While this creature feature won't ever be considered a cult classic, Syngenor sports a fast paced story crowded with inane dialogue and enough pre calculated 'jump' scares to give William Castle a run for his money (if he had ever experimented in the aliens amock sub-genre). Norton Cyberdyne, a weapons corporation, is creating a weapon that eliminates the need for human beings who require food and can die. Syngenor or SYNthesized GENetic Organism will fight the wars of tomorrow, which leaders agree will take place in desert conditions. This weapon is self reliant and deadly, capable of sustaining itself indefinitely without food or water and able to reproduce asexually. Unfortunately it is difficult to control and has the bad habit of chowing down on its victim's spinal fluid.

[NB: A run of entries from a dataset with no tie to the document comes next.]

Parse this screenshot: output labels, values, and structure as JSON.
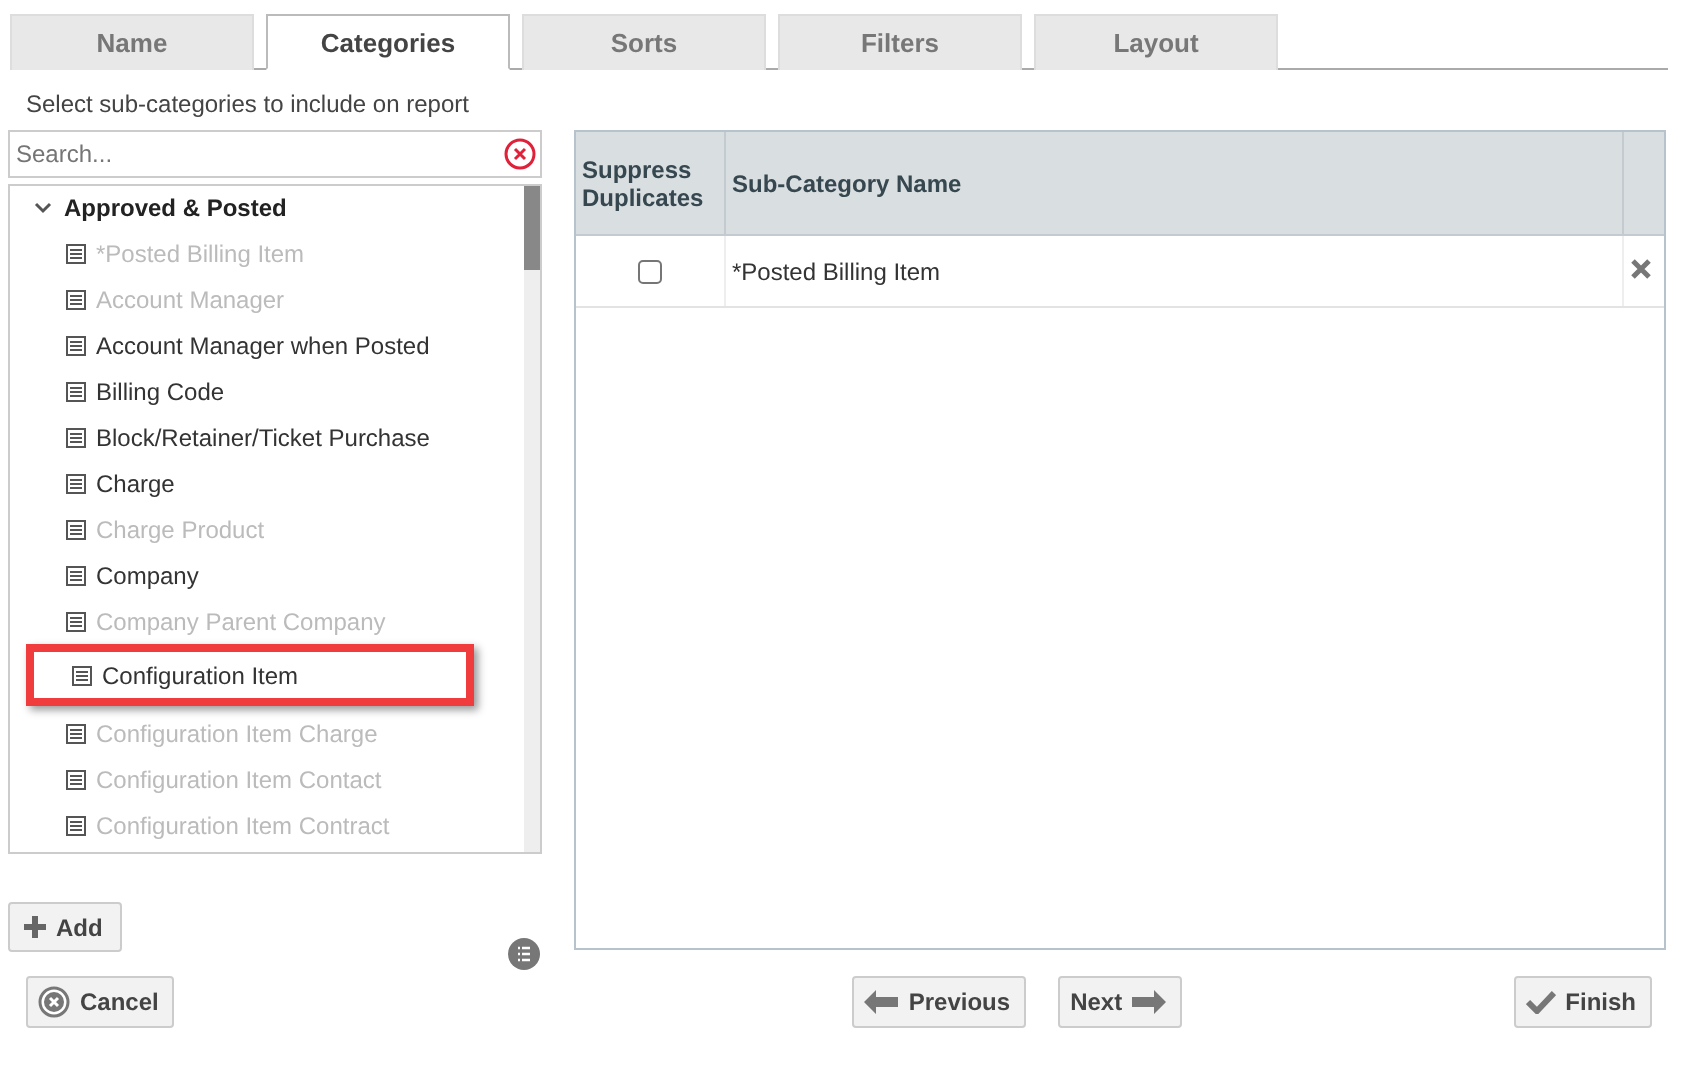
{
  "tabs": [
    {
      "label": "Name",
      "selected": false
    },
    {
      "label": "Categories",
      "selected": true
    },
    {
      "label": "Sorts",
      "selected": false
    },
    {
      "label": "Filters",
      "selected": false
    },
    {
      "label": "Layout",
      "selected": false
    }
  ],
  "instruction": "Select sub-categories to include on report",
  "search": {
    "placeholder": "Search..."
  },
  "tree": {
    "label": "Approved & Posted",
    "expanded": true,
    "children": [
      {
        "label": "*Posted Billing Item",
        "disabled": true,
        "highlighted": false
      },
      {
        "label": "Account Manager",
        "disabled": true,
        "highlighted": false
      },
      {
        "label": "Account Manager when Posted",
        "disabled": false,
        "highlighted": false
      },
      {
        "label": "Billing Code",
        "disabled": false,
        "highlighted": false
      },
      {
        "label": "Block/Retainer/Ticket Purchase",
        "disabled": false,
        "highlighted": false
      },
      {
        "label": "Charge",
        "disabled": false,
        "highlighted": false
      },
      {
        "label": "Charge Product",
        "disabled": true,
        "highlighted": false
      },
      {
        "label": "Company",
        "disabled": false,
        "highlighted": false
      },
      {
        "label": "Company Parent Company",
        "disabled": true,
        "highlighted": false
      },
      {
        "label": "Configuration Item",
        "disabled": false,
        "highlighted": true
      },
      {
        "label": "Configuration Item Charge",
        "disabled": true,
        "highlighted": false
      },
      {
        "label": "Configuration Item Contact",
        "disabled": true,
        "highlighted": false
      },
      {
        "label": "Configuration Item Contract",
        "disabled": true,
        "highlighted": false
      }
    ]
  },
  "add_button": "Add",
  "grid": {
    "columns": [
      "Suppress Duplicates",
      "Sub-Category Name"
    ],
    "rows": [
      {
        "suppress_duplicates": false,
        "name": "*Posted Billing Item"
      }
    ]
  },
  "buttons": [
    {
      "kind": "cancel",
      "label": "Cancel"
    },
    {
      "kind": "previous",
      "label": "Previous"
    },
    {
      "kind": "next",
      "label": "Next"
    },
    {
      "kind": "finish",
      "label": "Finish"
    }
  ]
}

Cyberdyne president Carter Brown is played by David Gale, who carries the entire shoulders on his hyper larger-than-life performance. Throwing aside caution, he argues that his killing machines will be controllable -- this, despite the brutal slaying of project head Ethan Valentine. Susan, the victim's niece, embarks on a quest to discover who or what killed her uncle, enlisting the aid of journalist Nick Cary. Regretfully, they succeed in penetrating the Cyberdyne building, where they become embroiled in office corruption and the Syngenor itself, reproducing merrily throughout the building and hankering for some spinal fluid!

While similar to countless other Sci-Fi programmers, with repetitive plot points and clich´┐Ż themes, Syngenor achieves a distinct voice and style, thanks primarily to Gale and the creature. Drama or serious characterization is not the focus here, exploitation is. While not satisfying on a pure story level, the film succeeds as a homage to (and modern rendition of) the aforementioned 'monster attacks' features that, we must admit, are of interest just as much for their unintentional humour as any scrap of believability they might possess. There are plenty of unbelievable character reactions, ignorant motivations, and technical goof ups here to be sure, but depending on what you're looking for, these erratic moments of absurdity can please as well as frustrate. If you're looking for serious science fiction with carefully crafted characters, dramatic plots, and believable effects, might I suggest The Day the Earth Stood Still, Event Horizon, or Invasion of the Body Snatchers. Syngenor, on the other hand, is on the same tier with Wasp Woman, Breeders, and others of its bumbling but loveable ilk.

Synapse Films lavishes love on this eccentric little cult offering, porting over extras from the previous 2005 Elite Disc. The picture itself is clean and largely grain free, presented in am anamorphic ally enhanced 1.85:1 aspect ratio. Skin tones are realistic, moody scenes carefully lit, and colors bold and vibrant. Audio is offered in English, French, and Spanish in both 5.1 and 2.0 Dolby Digital surround.

Supplements are both informational and fun, including an Audio Commentary with actress Andreeff, writer Brent V. Friedman, and producer Jack F. Murphy. The most substantial extra in terms of background context, this chat sees the talent remembering the production, covering everything from the somewhat more lofty pretensions for the movie, its location, and the cast. A generous Stills Gallery features several enticing photos, including a bare bones look at the monster suit. Filmographies are less interesting but informational nonetheless. A handful of mini features are also included, featuring "David Gale at the Tokyo Fantastic Film Festival," which follows actor Gale around Tokyo for a screening of Syngenor, where eager Japanese fans drill him with questions. "Publicity Photo Shoot" further celebrates the monster suit, and for FX fans "Doug Beswick's Creature Shop" discusses the creature's origins from William Malone's original latex molds. Lastly, a "David Gale Audition" segment displays the thespian's penchant for chewing up the scenery with his manic personality.

Review by William Simmons

Released by Synapse Films
Region 1 - NTSC
Not Rated
Extras :
see main review